** INPUT **
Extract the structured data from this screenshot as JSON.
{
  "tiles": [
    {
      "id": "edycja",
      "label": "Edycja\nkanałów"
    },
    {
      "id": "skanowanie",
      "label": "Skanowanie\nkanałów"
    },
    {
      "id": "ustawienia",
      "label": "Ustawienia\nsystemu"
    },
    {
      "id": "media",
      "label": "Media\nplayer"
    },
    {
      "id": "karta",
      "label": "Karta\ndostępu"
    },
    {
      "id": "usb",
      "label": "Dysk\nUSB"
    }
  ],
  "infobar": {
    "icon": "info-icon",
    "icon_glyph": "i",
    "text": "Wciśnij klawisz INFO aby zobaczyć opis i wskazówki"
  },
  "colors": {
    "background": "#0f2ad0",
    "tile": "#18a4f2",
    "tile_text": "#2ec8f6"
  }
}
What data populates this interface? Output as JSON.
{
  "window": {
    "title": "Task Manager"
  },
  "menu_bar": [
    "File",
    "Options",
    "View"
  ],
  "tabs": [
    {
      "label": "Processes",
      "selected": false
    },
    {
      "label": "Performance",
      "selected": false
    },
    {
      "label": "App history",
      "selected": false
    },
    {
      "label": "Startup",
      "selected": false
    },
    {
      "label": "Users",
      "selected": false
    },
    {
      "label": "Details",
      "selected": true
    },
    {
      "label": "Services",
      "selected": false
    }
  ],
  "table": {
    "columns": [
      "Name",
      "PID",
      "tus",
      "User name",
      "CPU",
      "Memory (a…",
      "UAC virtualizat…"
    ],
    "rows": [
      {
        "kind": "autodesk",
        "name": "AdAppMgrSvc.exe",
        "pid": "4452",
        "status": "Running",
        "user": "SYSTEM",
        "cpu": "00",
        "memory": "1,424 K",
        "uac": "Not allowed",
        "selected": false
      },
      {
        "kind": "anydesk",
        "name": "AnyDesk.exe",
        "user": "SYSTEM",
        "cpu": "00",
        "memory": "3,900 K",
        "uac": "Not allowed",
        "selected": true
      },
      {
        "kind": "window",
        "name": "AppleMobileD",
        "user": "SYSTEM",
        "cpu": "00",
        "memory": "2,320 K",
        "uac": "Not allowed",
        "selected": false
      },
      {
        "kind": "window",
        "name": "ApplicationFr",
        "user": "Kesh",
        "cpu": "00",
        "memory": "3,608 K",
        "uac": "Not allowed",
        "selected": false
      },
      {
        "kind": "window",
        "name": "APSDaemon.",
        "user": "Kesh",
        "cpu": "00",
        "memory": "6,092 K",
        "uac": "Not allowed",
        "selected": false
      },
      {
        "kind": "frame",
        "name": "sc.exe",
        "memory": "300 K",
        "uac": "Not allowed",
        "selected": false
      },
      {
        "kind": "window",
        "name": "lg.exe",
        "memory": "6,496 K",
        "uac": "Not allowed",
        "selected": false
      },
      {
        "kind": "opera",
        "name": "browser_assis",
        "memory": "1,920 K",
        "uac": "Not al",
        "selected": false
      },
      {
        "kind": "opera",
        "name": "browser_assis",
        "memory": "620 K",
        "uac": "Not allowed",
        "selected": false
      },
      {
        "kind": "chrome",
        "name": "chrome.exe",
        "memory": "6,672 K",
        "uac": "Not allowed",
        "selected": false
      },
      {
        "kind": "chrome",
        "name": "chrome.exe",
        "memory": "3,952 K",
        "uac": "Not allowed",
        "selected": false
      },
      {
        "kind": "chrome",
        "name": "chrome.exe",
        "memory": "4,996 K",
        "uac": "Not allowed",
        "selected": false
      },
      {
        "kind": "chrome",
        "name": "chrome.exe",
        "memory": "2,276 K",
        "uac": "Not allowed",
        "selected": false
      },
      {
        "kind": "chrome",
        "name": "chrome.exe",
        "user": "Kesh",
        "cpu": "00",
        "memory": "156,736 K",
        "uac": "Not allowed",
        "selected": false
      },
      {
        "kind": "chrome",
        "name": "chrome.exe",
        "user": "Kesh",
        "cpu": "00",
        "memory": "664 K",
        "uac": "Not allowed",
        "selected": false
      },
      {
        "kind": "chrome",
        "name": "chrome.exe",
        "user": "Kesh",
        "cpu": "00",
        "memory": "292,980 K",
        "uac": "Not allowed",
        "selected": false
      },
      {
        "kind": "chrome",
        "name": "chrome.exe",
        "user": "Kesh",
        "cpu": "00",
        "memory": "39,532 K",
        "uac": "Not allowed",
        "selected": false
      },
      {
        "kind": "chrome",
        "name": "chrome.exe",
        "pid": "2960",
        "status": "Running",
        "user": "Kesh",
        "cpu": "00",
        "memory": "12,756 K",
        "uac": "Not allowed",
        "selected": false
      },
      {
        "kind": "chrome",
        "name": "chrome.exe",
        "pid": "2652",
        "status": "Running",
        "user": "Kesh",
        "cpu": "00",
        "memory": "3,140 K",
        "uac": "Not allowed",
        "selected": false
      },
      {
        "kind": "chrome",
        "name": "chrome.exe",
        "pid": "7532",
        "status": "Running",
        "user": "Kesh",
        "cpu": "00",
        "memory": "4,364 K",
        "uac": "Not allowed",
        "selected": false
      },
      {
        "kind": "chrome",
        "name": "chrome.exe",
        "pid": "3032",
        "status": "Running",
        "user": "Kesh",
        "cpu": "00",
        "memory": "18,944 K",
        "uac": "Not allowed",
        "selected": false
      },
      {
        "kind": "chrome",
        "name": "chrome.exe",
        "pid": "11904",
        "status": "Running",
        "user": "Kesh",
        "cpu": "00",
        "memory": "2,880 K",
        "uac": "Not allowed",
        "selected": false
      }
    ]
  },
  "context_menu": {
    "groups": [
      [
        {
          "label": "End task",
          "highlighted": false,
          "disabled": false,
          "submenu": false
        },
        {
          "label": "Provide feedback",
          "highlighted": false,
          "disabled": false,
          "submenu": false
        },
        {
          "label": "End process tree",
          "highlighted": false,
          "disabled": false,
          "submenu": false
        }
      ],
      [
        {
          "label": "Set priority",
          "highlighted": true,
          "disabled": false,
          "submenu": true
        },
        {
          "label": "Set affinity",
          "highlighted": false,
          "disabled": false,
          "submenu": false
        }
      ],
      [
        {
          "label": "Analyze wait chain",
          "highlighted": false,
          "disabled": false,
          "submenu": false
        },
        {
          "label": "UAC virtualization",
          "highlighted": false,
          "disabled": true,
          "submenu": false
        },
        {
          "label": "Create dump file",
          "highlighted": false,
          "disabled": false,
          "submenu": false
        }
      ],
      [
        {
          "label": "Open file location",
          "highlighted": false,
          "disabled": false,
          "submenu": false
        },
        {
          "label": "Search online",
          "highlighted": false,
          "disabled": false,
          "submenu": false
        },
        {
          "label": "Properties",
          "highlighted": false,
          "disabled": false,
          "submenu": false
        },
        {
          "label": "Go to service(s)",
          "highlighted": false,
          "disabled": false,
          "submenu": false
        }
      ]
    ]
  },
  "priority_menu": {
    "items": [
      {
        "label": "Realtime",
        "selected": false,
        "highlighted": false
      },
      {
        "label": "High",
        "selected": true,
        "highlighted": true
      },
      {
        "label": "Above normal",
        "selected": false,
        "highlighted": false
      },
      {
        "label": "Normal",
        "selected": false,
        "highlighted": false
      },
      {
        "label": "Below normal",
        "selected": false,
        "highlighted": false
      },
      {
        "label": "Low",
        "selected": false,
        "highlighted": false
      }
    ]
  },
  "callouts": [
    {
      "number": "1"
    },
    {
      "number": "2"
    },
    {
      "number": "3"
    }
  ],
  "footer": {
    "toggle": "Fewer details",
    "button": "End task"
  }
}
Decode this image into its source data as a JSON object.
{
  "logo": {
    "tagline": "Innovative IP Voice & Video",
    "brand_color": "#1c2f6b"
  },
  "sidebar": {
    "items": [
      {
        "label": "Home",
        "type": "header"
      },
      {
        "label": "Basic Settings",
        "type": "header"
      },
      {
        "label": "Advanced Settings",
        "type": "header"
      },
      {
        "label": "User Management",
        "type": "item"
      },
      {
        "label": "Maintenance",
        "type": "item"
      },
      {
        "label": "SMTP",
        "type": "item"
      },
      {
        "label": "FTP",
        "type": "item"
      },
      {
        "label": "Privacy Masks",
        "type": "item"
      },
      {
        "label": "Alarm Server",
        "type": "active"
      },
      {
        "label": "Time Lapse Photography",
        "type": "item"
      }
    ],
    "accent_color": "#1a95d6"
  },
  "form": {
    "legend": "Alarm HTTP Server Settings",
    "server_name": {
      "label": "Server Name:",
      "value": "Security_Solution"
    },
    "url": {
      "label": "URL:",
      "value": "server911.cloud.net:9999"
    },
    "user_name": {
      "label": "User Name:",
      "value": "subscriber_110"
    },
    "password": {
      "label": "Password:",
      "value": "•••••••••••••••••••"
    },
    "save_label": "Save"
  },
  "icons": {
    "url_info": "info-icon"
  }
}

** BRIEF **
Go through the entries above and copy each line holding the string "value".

** TASK RESULT **
      "value": "Security_Solution"
      "value": "server911.cloud.net:9999"
      "value": "subscriber_110"
      "value": "•••••••••••••••••••"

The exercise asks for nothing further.